Here we have a guest post written by one of our archivists, Gabrielle St John-McAlister.
In previous posts we have read about St Nicholas’ Home in Tooting being the first of The Children’s Society’s homes for disabled children. In this post I wanted to give a bit more detail on what was a momentous occasion in The Children’s Society’s history. What with 2012 being a Jubilee year, it is interesting to see that good deeds were done to mark another, much earlier, Jubilee of a well-loved monarch.
To commemorate Queen Victoria’s Golden Jubilee, in May 1887 The Society set up a fund to establish and endow a home for disabled children. This became know as St Nicholas’ Home, Tooting. As the Case Committee frequently saw children in need of surgery and surgical appliances, and because The Society had great difficulty in providing appropriate care, they felt strongly that there was a clear need for a home which could meet the real needs of disabled children.
The appeal was so successful that within six months Talgarth House on Trinity Road, Tooting, had been leased. There was a huge amount of goodwill towards the endeavour in the area: a number of local physicians offered their services free of charge as honorary medical officers and a Miss Anne Anderdon promised £100 per year to meet the home’s rent and taxes.
The next step was to renovate and fit out the premises, and gifts of beds, bedding, pictures and fireguards were sought. By December 1887 enough gifts had been received for St Nicholas’ Home to open, with the official opening and dedication taking place in February 1888. The text below, taken from The Society’s supporter magazine ‘Our Waifs and Strays’ in 1888, gives some more information about the public opening of the Home.
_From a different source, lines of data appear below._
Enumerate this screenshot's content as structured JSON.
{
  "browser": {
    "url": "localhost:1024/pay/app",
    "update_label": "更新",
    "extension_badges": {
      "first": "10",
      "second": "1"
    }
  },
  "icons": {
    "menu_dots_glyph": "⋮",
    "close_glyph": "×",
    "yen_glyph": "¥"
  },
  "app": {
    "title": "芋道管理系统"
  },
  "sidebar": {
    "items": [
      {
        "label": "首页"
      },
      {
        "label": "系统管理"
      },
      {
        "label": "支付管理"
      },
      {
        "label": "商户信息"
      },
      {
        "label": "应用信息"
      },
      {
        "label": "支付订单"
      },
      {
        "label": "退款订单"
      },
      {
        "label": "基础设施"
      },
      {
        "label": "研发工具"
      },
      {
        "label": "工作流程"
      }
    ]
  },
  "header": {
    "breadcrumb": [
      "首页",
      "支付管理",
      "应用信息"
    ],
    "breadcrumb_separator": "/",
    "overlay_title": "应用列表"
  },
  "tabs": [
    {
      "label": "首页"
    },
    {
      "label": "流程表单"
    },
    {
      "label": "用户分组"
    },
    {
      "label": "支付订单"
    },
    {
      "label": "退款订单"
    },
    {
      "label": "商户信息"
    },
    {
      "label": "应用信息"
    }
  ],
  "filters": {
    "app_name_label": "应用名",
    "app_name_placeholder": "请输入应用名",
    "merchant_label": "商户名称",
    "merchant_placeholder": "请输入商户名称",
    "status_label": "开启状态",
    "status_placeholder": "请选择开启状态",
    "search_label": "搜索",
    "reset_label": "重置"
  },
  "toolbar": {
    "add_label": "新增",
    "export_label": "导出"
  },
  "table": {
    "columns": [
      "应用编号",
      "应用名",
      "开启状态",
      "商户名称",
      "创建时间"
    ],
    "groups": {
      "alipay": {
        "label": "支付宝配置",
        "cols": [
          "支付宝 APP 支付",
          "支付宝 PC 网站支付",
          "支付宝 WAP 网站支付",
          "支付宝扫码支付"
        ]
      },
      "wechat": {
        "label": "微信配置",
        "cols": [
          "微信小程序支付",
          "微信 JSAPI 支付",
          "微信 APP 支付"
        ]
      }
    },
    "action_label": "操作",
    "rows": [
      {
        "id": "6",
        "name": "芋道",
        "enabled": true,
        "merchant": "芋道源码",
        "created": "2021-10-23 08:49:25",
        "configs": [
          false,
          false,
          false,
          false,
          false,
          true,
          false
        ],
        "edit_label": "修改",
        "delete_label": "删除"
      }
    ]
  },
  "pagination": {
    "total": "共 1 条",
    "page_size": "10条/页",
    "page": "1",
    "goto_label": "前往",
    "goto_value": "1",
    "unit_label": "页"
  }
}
Further information about St Nicholas’ Home in Tooting can be found in the homes section of Hidden Lives Revealed.